Records for this exercise.
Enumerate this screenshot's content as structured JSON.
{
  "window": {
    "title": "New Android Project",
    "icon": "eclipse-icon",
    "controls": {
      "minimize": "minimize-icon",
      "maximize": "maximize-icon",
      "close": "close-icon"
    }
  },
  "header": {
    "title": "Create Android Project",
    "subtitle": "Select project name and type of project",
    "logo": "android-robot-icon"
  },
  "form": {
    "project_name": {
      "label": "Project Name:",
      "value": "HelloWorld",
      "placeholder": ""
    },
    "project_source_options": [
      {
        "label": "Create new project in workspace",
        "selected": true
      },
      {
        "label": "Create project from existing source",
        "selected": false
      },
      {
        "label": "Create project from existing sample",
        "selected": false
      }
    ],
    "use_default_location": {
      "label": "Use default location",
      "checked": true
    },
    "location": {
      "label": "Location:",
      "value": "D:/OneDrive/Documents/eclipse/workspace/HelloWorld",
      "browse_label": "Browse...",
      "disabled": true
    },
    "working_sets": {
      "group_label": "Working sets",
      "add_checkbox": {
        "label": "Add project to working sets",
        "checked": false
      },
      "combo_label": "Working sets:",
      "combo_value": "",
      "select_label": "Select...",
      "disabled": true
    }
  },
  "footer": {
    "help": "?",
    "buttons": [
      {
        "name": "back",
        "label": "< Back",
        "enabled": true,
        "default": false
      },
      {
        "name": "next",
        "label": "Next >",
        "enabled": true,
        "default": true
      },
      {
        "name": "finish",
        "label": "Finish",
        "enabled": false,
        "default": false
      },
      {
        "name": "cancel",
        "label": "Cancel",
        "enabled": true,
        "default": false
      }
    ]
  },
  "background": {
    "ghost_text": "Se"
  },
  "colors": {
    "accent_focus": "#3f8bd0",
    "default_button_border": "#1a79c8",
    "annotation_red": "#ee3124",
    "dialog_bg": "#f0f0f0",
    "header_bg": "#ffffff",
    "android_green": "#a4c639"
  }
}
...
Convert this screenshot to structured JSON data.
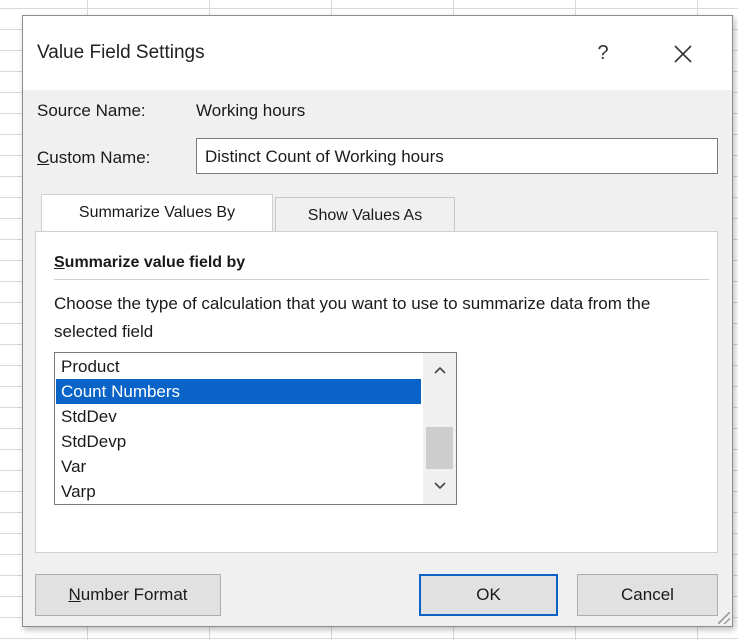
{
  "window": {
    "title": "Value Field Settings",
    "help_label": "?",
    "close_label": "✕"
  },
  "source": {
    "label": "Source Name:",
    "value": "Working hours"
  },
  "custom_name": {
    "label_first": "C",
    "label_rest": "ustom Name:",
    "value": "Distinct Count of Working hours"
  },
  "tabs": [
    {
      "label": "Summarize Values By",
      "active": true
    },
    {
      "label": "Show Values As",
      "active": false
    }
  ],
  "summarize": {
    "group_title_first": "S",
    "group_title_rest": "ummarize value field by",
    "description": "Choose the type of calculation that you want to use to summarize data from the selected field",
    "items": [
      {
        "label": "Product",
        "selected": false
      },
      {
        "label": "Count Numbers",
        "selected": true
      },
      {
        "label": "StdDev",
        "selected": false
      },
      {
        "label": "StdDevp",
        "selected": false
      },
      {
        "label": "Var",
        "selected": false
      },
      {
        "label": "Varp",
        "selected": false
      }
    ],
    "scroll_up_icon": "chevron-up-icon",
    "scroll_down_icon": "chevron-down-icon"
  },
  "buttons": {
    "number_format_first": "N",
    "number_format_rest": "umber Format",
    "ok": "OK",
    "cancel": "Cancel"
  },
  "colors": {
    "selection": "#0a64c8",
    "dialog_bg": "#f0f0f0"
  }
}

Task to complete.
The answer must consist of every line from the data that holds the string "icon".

Solution.
    "icon": "eclipse-icon",
      "minimize": "minimize-icon",
      "maximize": "maximize-icon",
      "close": "close-icon"
    "logo": "android-robot-icon"
    "scroll_up_icon": "chevron-up-icon",
    "scroll_down_icon": "chevron-down-icon"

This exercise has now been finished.